Waters of the U.S.

The Clean Water Act makes it unlawful for a person to add pollutants to a “water of the United States” without a permit.

Since 1972, determining which water bodies are waters of the United States has been the subject of numerous cases both at the U.S. Supreme Court and at the lower federal courts.

In February 2017, President Trump signed an executive order directing the Environmental Protection Agency to rescind or revise the controversial "waters of the United States" (WOTUS) rule. EPA and the Army Corps of Engineers are now accepting comments on a new proposed rule. NAHB members can learn more and download sample comment letters on this page.

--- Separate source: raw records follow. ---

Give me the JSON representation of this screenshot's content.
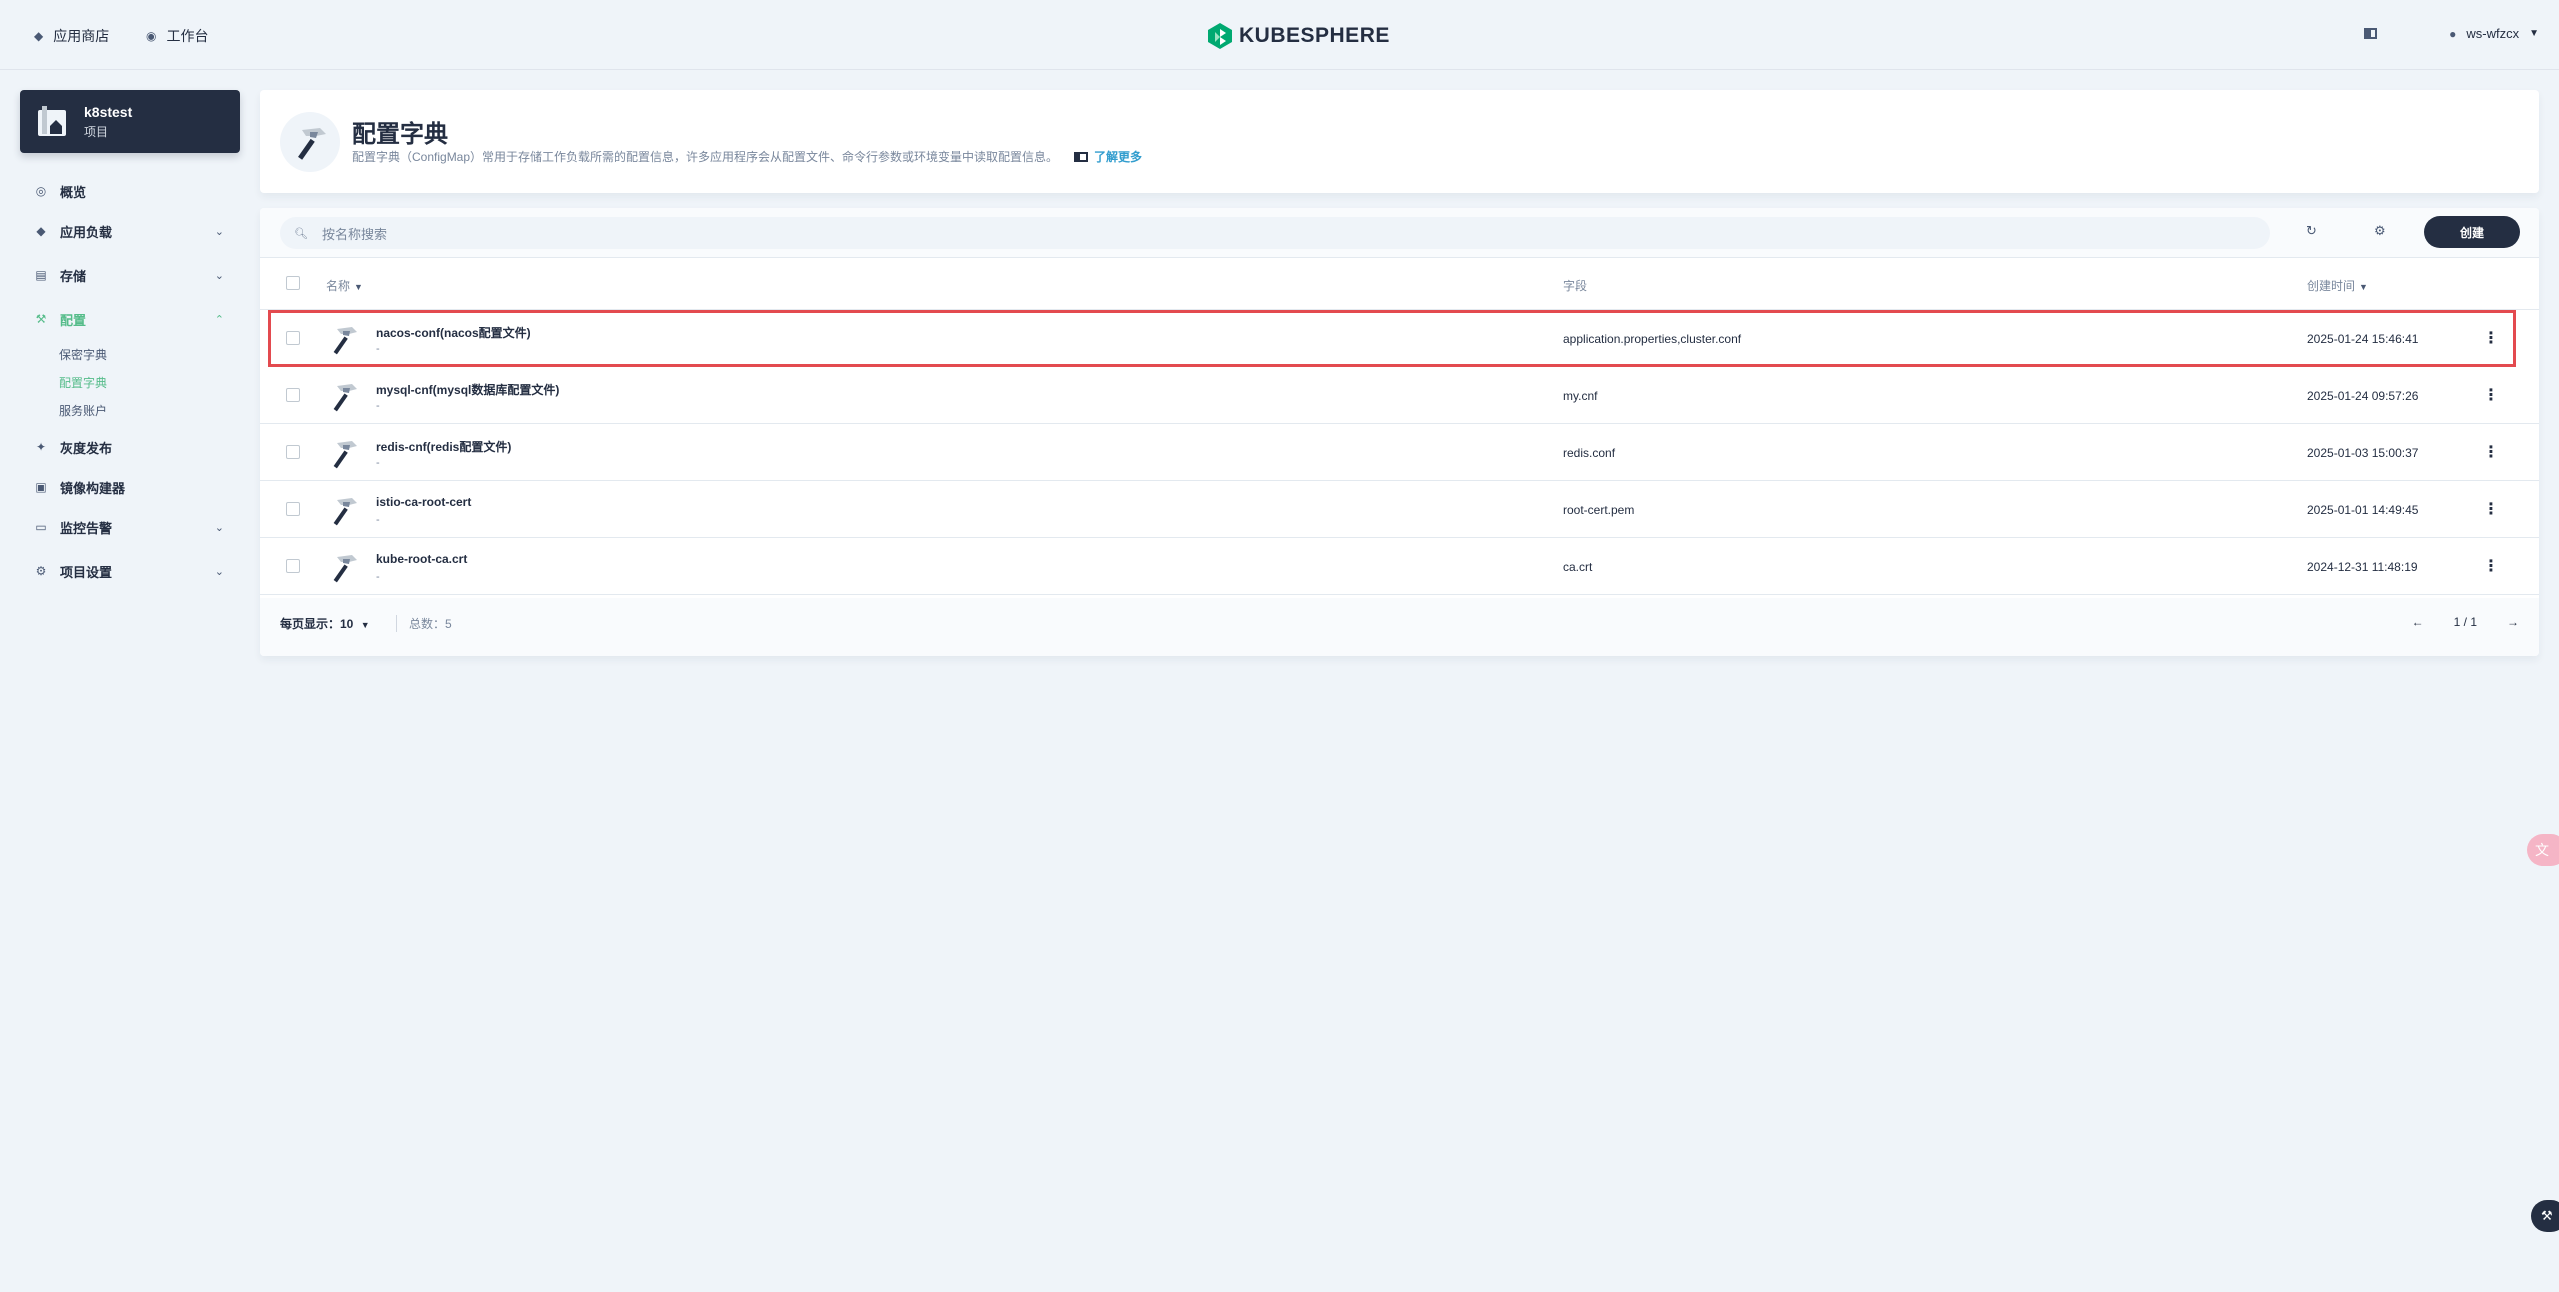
{
  "topbar": {
    "app_store": "应用商店",
    "workbench": "工作台",
    "brand": "KUBESPHERE",
    "user": "ws-wfzcx"
  },
  "project": {
    "name": "k8stest",
    "type": "项目"
  },
  "sidebar": {
    "items": [
      {
        "label": "概览"
      },
      {
        "label": "应用负载"
      },
      {
        "label": "存储"
      },
      {
        "label": "配置"
      },
      {
        "label": "灰度发布"
      },
      {
        "label": "镜像构建器"
      },
      {
        "label": "监控告警"
      },
      {
        "label": "项目设置"
      }
    ],
    "config_sub": [
      {
        "label": "保密字典"
      },
      {
        "label": "配置字典"
      },
      {
        "label": "服务账户"
      }
    ]
  },
  "header": {
    "title": "配置字典",
    "description": "配置字典（ConfigMap）常用于存储工作负载所需的配置信息，许多应用程序会从配置文件、命令行参数或环境变量中读取配置信息。",
    "learn_more": "了解更多"
  },
  "toolbar": {
    "search_placeholder": "按名称搜索",
    "create_label": "创建"
  },
  "table": {
    "columns": {
      "name": "名称",
      "field": "字段",
      "created": "创建时间"
    },
    "rows": [
      {
        "name": "nacos-conf(nacos配置文件)",
        "desc": "-",
        "field": "application.properties,cluster.conf",
        "created": "2025-01-24 15:46:41"
      },
      {
        "name": "mysql-cnf(mysql数据库配置文件)",
        "desc": "-",
        "field": "my.cnf",
        "created": "2025-01-24 09:57:26"
      },
      {
        "name": "redis-cnf(redis配置文件)",
        "desc": "-",
        "field": "redis.conf",
        "created": "2025-01-03 15:00:37"
      },
      {
        "name": "istio-ca-root-cert",
        "desc": "-",
        "field": "root-cert.pem",
        "created": "2025-01-01 14:49:45"
      },
      {
        "name": "kube-root-ca.crt",
        "desc": "-",
        "field": "ca.crt",
        "created": "2024-12-31 11:48:19"
      }
    ]
  },
  "footer": {
    "per_page": "每页显示：10",
    "total": "总数：5",
    "page": "1 / 1"
  },
  "colors": {
    "accent": "#55bc8a",
    "dark": "#242e42",
    "highlight": "#e34a4f",
    "link": "#329dce"
  }
}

Home builders need a clear definition of what constitutes waters of the United States that does not encompass man-made systems or remote features with marginal ecologic value and is not beyond congressional intent of the Clean Water Act.

Why It Matters

When home builders need to add fill material into a water of the United States, they first get a permit from the Corps. Obtaining permits is costly and time consuming. For example, one study found that it costs on average $270,000 and takes 788 days to obtain an individual Clean Water Act fill permit.

As the EPA and Corps expand the definition of “waters of the United States,” builders must obtain more permits, or more time and resources must be spent to avoid such features — and the current definitions aren’t clear as to precisely what to avoid.

Solutions

  • The EPA and Corps should reconsider the rule in light of the legal guidance provided by the U.S. Supreme Court.
  • The term “waters of the United States” provides little direction to the EPA and Corps. Congress should develop a definition that is predictable and limited to protecting true aquatic resources.

See the latest on waters of the U.S. rule on NAHBNow.